_MATERIAL FOR THIS TASK_.

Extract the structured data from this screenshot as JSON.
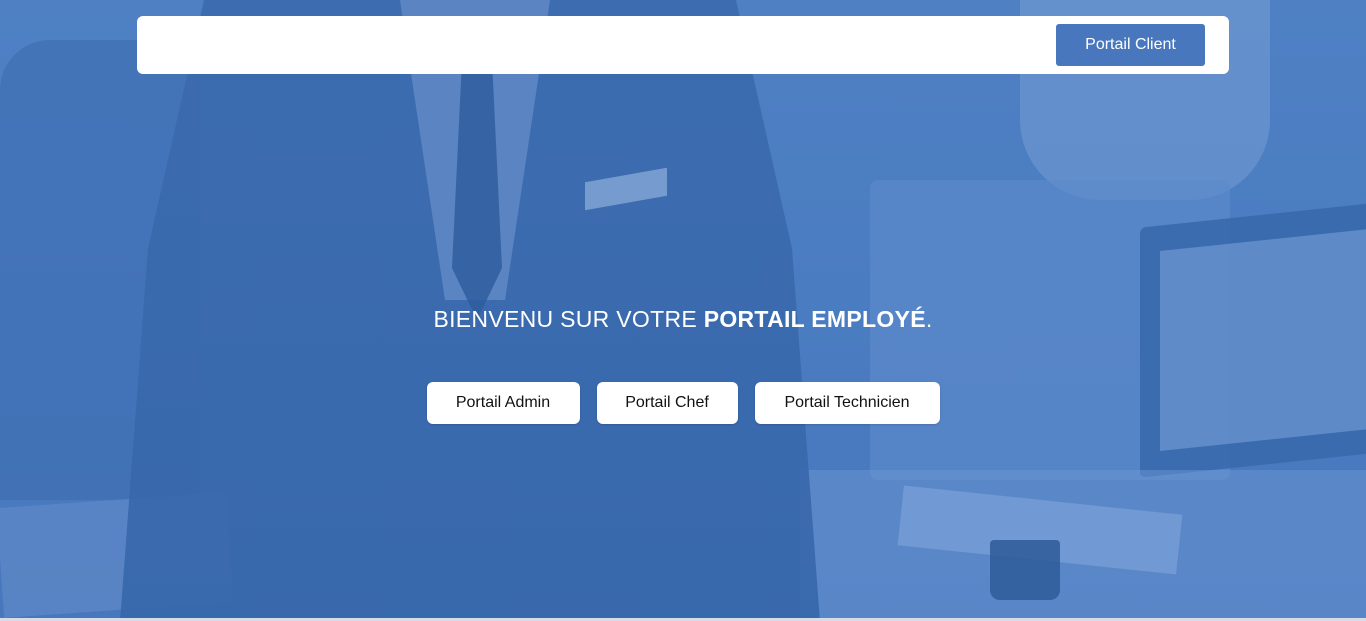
{
  "navbar": {
    "client_button_label": "Portail Client"
  },
  "hero": {
    "headline_prefix": "BIENVENU SUR VOTRE ",
    "headline_emphasis": "PORTAIL EMPLOYÉ",
    "headline_suffix": "."
  },
  "portals": [
    {
      "label": "Portail Admin"
    },
    {
      "label": "Portail Chef"
    },
    {
      "label": "Portail Technicien"
    }
  ],
  "colors": {
    "overlay_blue": "#4a7cc1",
    "accent_button": "#4877bd",
    "navbar_bg": "#ffffff",
    "text_light": "#ffffff"
  }
}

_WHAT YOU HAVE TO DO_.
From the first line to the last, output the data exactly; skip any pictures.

_TASK RESULT_.
Extract the structured data from this screenshot as JSON.
{
  "navbar": {
    "client_button_label": "Portail Client"
  },
  "hero": {
    "headline_prefix": "BIENVENU SUR VOTRE ",
    "headline_emphasis": "PORTAIL EMPLOYÉ",
    "headline_suffix": "."
  },
  "portals": [
    {
      "label": "Portail Admin"
    },
    {
      "label": "Portail Chef"
    },
    {
      "label": "Portail Technicien"
    }
  ],
  "colors": {
    "overlay_blue": "#4a7cc1",
    "accent_button": "#4877bd",
    "navbar_bg": "#ffffff",
    "text_light": "#ffffff"
  }
}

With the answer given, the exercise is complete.